With the uncertainty of our economy and the scary trends of the stock market, there is no doubt that anything you have saved for college can be impacted.

Consider your child’s age before reacting. 

Many times, if you have a 529 college savings plan, you are enrolled in an age-based plan. Two-thirds of families are enrolled in this type of account. This type of plan bases the investments on your child’s age or year in school. So, if you have a five-year-old, investments might be more aggressive.

But if your child is ready for college within the next few years, the mix of investments will be more conservative. This means that if your child is in high school, your 529 plan might not look as rough as a younger child’s savings.

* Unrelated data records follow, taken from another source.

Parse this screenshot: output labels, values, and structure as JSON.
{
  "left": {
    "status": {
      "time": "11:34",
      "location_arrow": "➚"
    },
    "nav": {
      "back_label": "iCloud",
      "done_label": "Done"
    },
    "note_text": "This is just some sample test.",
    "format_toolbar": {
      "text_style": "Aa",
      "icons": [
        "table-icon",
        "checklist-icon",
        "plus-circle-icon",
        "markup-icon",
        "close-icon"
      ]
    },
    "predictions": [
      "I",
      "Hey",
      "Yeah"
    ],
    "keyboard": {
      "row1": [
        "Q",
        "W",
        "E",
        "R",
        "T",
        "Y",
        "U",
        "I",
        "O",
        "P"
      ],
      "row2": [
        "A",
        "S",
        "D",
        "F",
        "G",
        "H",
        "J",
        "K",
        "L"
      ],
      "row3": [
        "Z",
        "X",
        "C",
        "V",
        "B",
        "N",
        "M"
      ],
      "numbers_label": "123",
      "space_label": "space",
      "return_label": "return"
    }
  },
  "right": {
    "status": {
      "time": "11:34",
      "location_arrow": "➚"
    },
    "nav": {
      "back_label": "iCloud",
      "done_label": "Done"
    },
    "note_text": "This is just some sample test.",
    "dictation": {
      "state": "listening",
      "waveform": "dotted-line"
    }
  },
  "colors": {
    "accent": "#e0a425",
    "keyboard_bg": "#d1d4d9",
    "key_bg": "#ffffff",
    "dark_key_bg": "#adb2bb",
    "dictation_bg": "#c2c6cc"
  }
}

For example, if your 529 plan is invested 20% in stocks and the stock market drops by 20%, your loss is only 20% of 20%, or 4%. Plus, the stock losses will be offset by gains in the rest of your portfolio.

If you have a younger child, don’t panic – markets go down, but they do come back up.

Don’t sell your investment now, as that’s akin to closing the barn door after the horse has already escaped. Liquidating your investment will just lock in the losses, causing you to miss out on the eventual recovery.

Consider alternatives. 

If your child is ready for college now, you aren’t in an age-based plan and you were anticipating using your 529 plan to pay for tuition or other qualified expenses, you might want to consider holding off and exploring other options.

If you have other savings, you could use that money to pay for a qualified expense, and later reimburse yourself with the money in your 529 savings account. So as long as the expense is for qualified higher education expenses and the 529 plan distribution are within the same tax year, it won’t be penalized.

You could also borrow a student loan and later use the money in your 529 plan to pay for it, since student loans are now considered a qualified expense.




As your child should be doing anyway, encourage them to apply for as many scholarships as they can. Fill out the Free Application for Federal Student Aid (FAFSA) to see if your child qualifies for any grants, which don’t need to be repaid.

Be calm. 

Don’t make any rash, fear-based financial decisions. Stocks haven’t suffered this bad since 2008, so it’s understandable to feel overwhelmed right now. Talk to a financial professional before making any big moves.

Still prioritize saving for college. 

It’s likely that saving for college may have taken a back seat to more immediate issues. However, it shouldn’t fall off your radar. Saving for college is important to reduce the chances of your or your kids’ needing to deal with student loan debt down the road. When the stock market is down, save more to compensate for the losses.

You could even make the best of a terrible situation. Many people are forgoing travel right now and are also able to telecommute to work, saving money on trips as well as commuting costs. You could apply that savings to your college savings. 

Have an emergency fund. 

Before protecting your 529 college plan, you of course want to have a solid foundation. With the uncertainty of the economy, your job could be impacted. If your child needs to stay home from school due to the coronavirus, you may have to take time off from work. If you don’t have an emergency fund, start one today.